- So you have your rate, your payment and your term, now you need to know what that will buy. Google “Car loan Calculator” and enter those variables. You will find that you can afford a car of around a total cost of $27,500. Notice I said total cost. Don’t forget that you will likely have to pay a variety of fees and taxes associated with your vehicle. In my home state of California, you can pretty much count on an additional 10% in extra cost. So in this case, I would be able to purchase a car for $25,000 as $2,500 will go to sales taxes and registration fees, etc.
- Now you have what you can afford and this is where it gets fun. It’s time to make the most of your $25,000. Now is the time to figure out what kind of car you want. You will probably have an idea what you want, suv, sedan, four doors, V8, leather seats, 4×4 etc. Use an online car search service to get an idea of what $25,000 will buy. You can enter the criteria that you care about and sort by price.
- If you want, you could call your car insurance agent and see what your car insurance cost may be on your ideal car to plan even more closely. There are loads of places that you can get your insurance from though, so you might find that another company can offer slightly cheaper insurance. If this is something that interests you then you might want to check out this cheap car insurance in NJ.
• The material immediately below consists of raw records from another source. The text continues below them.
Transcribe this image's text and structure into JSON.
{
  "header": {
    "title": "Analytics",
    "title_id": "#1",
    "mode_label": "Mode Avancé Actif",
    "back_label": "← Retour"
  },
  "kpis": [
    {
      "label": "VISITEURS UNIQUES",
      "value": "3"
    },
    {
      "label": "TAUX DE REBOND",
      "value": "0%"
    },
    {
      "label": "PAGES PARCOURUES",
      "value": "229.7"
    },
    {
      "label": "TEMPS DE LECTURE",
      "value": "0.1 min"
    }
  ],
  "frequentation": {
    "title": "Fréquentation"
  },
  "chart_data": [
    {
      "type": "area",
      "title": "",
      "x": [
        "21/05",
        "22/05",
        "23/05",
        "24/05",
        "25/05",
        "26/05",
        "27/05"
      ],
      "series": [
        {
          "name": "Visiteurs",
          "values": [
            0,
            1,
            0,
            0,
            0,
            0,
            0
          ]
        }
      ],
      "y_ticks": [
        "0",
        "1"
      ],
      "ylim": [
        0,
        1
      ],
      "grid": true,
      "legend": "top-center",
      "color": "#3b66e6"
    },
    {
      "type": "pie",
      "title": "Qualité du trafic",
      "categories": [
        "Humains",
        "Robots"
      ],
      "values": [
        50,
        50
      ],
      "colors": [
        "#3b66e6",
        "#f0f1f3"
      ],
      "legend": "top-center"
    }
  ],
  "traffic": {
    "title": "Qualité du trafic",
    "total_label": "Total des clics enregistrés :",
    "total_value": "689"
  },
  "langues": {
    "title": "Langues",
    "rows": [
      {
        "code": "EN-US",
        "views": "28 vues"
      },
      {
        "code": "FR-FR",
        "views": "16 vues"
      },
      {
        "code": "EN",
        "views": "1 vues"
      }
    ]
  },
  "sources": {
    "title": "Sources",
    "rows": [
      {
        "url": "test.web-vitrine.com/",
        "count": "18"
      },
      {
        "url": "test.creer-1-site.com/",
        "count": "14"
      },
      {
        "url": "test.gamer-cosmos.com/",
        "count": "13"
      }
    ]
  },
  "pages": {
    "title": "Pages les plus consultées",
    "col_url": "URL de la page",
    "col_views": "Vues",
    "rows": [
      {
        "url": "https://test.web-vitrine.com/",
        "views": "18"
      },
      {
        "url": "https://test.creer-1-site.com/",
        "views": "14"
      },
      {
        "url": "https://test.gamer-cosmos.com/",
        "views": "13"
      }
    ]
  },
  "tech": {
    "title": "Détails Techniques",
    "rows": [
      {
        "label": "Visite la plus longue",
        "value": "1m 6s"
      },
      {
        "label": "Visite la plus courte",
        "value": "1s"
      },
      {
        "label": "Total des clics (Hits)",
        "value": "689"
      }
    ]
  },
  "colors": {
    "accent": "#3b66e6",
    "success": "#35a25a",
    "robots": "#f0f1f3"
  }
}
- Car experts suggest that buying a brand new car is often not a very good idea as the vehicle depreciates significantly once you drive it off the lot. That means that you buy your car for $25,000 (plus the fees and taxes so $27,500) and if you turned around and sold it the next day, you might only get $22,000. Thus $3,000 of depreciation.
- Once you narrow in on the vehicle parameters that you want, do an online search within a radius of how far you are willing to drive and sort by price. You will likely see a wide range of prices. Make sure you know the differences between the cars in your search list (mileage, trim level, etc.). Now you know the “free market” price of the vehicle you are looking for. Email the dealerships that have the vehicle you most desire and with the best price (although maybe not the lowest). Don’t forget to tell them that you are looking at the same the vehicle from multiple dealerships and ask them to drop the price (They almost always will).
- Now you can go to the dealership without having to “haggle” but also knowing that you got the best price on the market. You know that your car payment is going to be within your budget and that you are going to get the car you want. Happy Driving!
- One other note, try not to buy a new car every 3 years. The temptation is to keep buying new cars as your income goes up. This puts you in a perpetual state of consumption. It makes it difficult to save money and build your net worth if you are constantly buying new things. Managing you spending is one of the best ways to build your Net Worth.
Could you buy whichever car you want without much planning or thinking? Probably. But thinking through and planning ahead for you purchases, especially large purchases, can help you stay on top of your finances, avoid surprises and avoid overspending.
~Ryan Schulte, financial advisor, CFP®
Ryan is a new contributor to ASDA’s Money Monday feature. If you have any other questions for Ryan or ideas for a future post, leave a comment below!